**Goal of the exercise:** Go through the data and retrieve each line that includes the string "true".

Start of Data section

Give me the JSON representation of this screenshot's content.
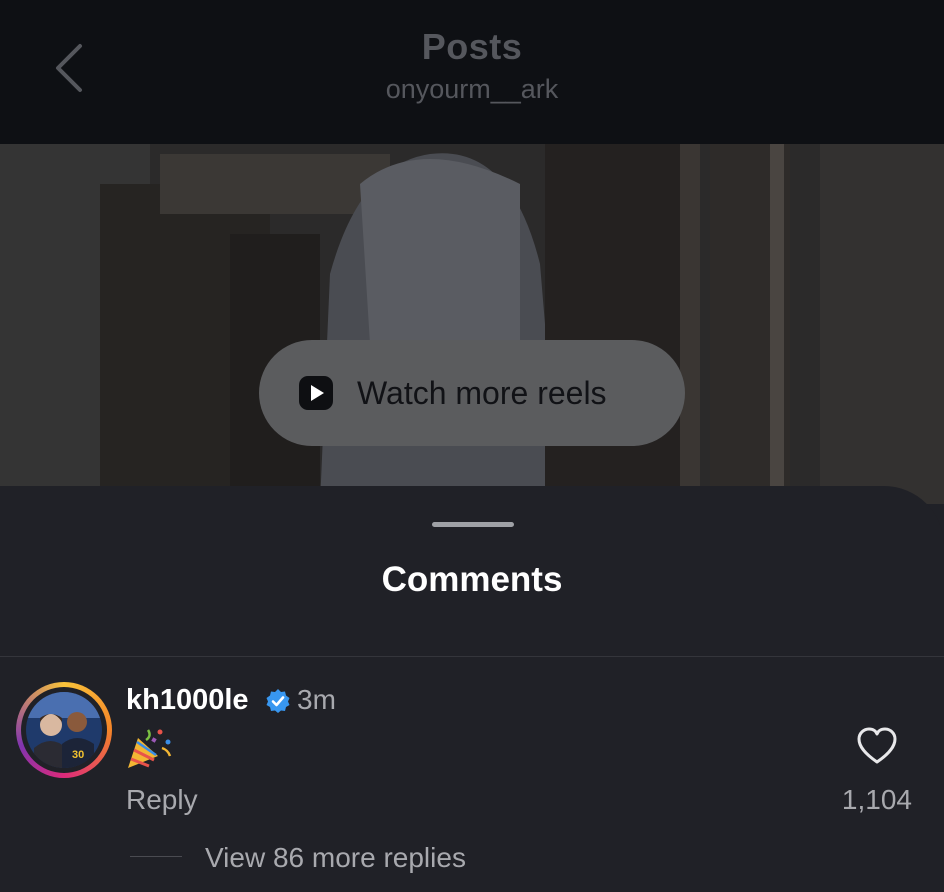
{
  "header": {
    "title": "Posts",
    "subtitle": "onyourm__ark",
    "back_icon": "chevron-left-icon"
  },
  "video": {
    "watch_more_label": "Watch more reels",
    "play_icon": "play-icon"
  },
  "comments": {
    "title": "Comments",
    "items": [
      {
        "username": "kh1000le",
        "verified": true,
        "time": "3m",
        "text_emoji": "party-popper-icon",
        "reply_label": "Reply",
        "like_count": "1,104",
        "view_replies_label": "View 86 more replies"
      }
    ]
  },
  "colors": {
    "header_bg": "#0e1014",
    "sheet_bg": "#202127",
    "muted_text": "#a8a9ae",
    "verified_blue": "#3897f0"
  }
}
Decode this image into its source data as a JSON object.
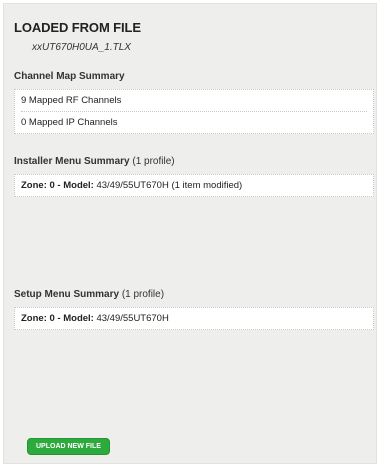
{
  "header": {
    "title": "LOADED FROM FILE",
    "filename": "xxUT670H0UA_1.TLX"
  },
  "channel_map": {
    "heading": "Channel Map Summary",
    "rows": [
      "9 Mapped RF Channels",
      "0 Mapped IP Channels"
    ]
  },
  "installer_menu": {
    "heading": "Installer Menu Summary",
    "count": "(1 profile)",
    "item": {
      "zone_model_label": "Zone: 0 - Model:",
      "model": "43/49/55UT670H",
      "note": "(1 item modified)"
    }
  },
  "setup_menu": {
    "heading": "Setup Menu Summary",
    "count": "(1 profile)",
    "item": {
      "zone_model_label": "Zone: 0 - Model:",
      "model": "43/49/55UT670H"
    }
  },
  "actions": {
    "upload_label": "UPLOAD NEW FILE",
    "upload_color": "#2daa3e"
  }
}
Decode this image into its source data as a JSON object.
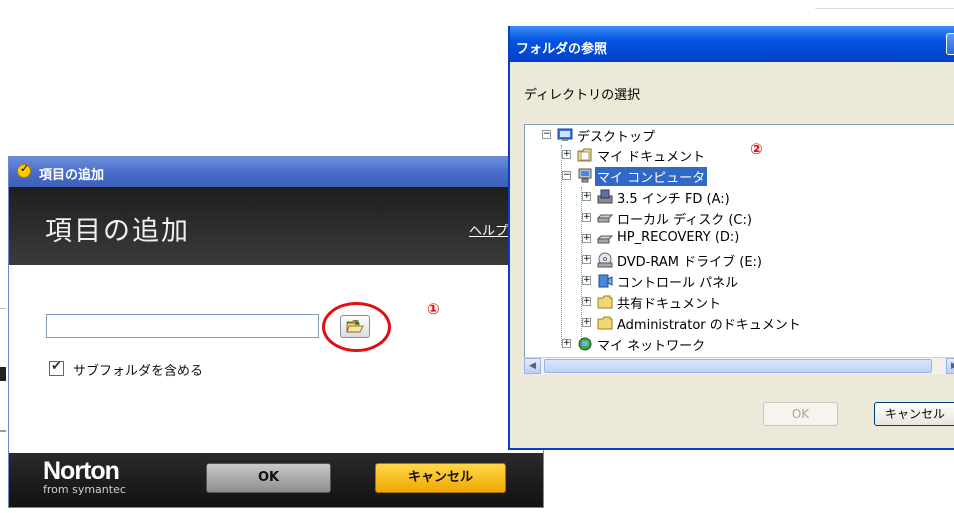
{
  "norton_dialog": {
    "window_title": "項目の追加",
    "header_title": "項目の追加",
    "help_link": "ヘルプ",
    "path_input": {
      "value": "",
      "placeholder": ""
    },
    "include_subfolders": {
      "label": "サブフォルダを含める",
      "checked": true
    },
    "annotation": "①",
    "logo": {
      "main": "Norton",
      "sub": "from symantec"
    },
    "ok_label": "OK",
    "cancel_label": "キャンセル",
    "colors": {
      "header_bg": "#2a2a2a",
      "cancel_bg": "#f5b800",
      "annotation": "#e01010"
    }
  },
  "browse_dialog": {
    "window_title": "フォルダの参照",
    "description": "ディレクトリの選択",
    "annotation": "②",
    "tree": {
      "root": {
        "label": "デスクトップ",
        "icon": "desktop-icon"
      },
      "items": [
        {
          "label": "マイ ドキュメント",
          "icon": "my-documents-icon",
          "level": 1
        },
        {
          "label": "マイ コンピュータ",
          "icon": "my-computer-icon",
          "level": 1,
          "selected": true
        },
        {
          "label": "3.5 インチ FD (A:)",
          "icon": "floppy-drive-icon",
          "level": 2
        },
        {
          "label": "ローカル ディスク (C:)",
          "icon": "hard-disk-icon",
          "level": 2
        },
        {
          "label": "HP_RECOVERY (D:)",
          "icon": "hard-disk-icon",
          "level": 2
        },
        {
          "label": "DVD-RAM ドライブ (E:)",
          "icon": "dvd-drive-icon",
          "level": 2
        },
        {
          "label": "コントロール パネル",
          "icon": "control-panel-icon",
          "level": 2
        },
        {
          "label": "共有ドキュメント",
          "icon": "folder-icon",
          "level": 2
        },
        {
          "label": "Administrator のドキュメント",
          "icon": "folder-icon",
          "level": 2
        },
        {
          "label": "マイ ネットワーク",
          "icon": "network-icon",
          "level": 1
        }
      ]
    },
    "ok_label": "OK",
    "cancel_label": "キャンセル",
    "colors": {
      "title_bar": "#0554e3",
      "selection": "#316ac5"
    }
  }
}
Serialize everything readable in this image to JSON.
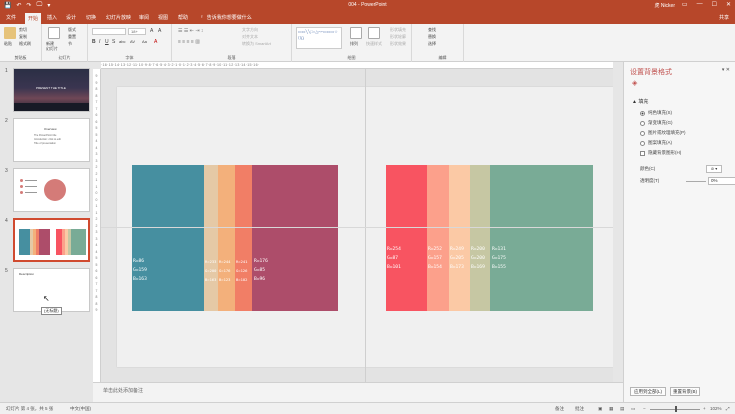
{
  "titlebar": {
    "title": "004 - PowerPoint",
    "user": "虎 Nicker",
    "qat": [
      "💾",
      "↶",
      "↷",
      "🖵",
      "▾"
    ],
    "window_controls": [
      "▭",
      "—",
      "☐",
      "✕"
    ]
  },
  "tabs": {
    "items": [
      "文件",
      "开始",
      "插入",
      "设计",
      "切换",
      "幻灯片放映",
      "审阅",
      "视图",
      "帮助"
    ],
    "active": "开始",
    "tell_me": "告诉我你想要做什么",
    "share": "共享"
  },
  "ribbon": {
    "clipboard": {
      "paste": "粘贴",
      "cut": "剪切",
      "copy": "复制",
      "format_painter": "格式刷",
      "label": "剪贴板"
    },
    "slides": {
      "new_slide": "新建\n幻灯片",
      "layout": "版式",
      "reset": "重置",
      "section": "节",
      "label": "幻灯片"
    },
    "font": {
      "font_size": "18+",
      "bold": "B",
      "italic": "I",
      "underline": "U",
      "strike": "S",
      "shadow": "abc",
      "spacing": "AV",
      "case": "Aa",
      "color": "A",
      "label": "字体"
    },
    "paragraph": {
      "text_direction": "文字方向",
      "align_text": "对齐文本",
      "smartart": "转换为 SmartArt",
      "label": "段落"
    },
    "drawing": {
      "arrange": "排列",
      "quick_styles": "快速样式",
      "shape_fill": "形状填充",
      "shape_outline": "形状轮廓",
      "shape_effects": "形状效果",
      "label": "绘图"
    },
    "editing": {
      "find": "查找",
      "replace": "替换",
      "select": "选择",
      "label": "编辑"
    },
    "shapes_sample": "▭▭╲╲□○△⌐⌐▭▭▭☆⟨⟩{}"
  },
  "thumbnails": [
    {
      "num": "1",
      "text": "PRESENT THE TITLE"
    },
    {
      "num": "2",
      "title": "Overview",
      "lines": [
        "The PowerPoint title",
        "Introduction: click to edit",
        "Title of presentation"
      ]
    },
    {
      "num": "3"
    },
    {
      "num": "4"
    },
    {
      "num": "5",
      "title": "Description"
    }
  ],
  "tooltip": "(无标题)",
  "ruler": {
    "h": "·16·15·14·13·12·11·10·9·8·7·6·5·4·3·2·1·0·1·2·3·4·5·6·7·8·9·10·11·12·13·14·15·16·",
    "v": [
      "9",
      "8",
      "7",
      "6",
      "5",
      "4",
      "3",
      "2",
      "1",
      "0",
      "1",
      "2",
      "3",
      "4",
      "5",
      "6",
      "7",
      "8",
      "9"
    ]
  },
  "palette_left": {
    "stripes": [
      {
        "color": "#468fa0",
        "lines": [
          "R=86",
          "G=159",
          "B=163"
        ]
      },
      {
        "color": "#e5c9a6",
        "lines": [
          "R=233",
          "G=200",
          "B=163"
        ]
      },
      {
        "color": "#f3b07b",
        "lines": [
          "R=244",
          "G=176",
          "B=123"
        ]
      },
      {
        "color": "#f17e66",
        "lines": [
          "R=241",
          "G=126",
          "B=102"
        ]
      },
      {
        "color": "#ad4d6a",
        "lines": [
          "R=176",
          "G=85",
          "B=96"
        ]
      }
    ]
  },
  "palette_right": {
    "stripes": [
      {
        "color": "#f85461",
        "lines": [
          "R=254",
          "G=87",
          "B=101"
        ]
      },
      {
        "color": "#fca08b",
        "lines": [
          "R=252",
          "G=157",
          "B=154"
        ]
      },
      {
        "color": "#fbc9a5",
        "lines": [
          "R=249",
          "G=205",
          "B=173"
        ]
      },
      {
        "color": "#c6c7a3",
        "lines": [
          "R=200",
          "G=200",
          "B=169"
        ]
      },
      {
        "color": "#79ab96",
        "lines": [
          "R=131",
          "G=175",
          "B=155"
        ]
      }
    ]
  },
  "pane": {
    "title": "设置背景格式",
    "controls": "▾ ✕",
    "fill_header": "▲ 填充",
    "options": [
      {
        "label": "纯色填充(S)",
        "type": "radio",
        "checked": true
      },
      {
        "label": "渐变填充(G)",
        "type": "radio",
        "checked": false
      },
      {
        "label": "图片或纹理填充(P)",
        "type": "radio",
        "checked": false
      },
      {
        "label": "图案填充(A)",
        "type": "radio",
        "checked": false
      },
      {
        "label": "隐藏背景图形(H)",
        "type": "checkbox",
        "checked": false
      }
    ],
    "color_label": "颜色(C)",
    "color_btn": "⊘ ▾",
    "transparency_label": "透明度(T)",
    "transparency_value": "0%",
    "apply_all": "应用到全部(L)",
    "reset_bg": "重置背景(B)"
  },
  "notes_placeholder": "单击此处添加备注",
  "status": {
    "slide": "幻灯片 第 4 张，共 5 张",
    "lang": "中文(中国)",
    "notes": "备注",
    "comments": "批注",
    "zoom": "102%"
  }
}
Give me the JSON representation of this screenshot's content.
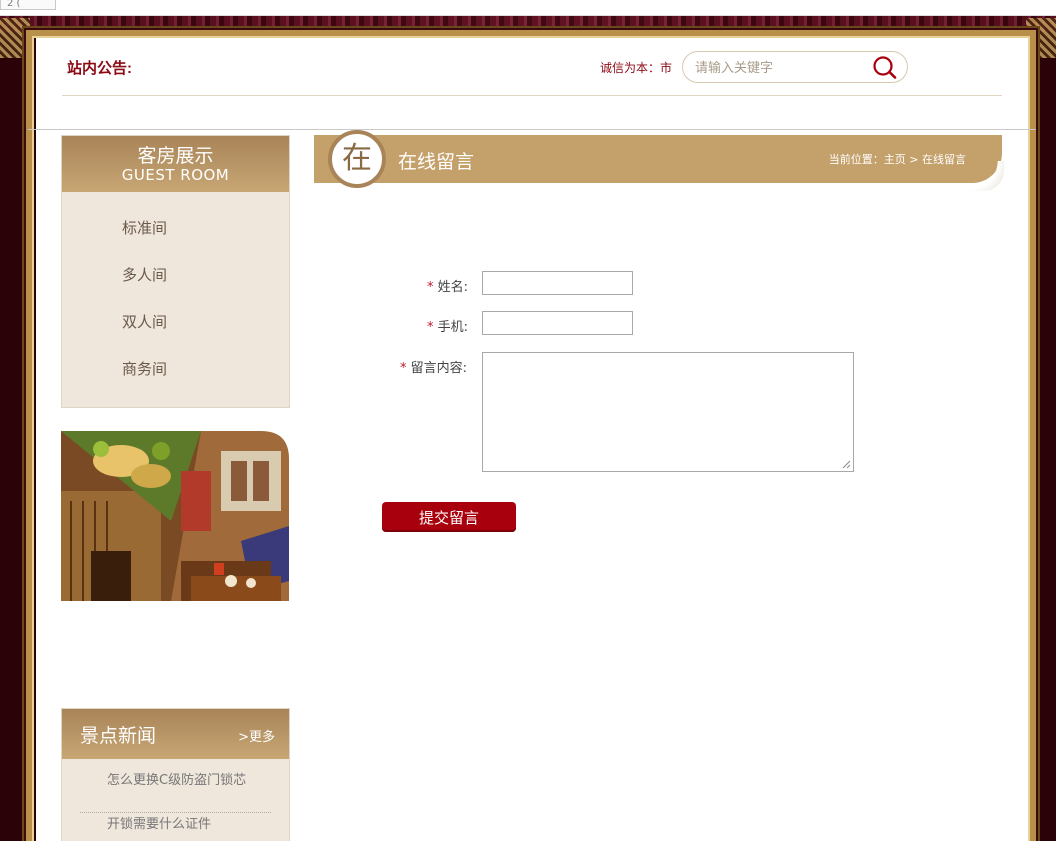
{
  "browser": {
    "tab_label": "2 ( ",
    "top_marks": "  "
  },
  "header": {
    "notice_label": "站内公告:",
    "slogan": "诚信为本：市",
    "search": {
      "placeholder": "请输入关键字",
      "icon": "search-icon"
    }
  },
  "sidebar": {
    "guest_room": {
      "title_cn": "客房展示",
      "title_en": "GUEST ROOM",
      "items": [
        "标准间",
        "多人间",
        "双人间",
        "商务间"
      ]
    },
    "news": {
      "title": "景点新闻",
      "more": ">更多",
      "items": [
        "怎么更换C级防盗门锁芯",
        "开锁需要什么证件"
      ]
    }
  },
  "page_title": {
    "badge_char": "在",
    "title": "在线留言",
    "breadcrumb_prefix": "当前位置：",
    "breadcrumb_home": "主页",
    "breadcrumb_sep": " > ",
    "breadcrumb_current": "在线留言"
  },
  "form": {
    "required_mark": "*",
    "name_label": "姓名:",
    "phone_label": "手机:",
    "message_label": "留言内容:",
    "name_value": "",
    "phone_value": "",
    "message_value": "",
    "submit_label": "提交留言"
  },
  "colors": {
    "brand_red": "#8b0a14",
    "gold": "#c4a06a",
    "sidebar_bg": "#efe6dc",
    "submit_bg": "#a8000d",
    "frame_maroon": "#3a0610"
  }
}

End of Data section

**Solution below:**
        "verified": true,
      "checked": true
          "selected": true
        "checked": true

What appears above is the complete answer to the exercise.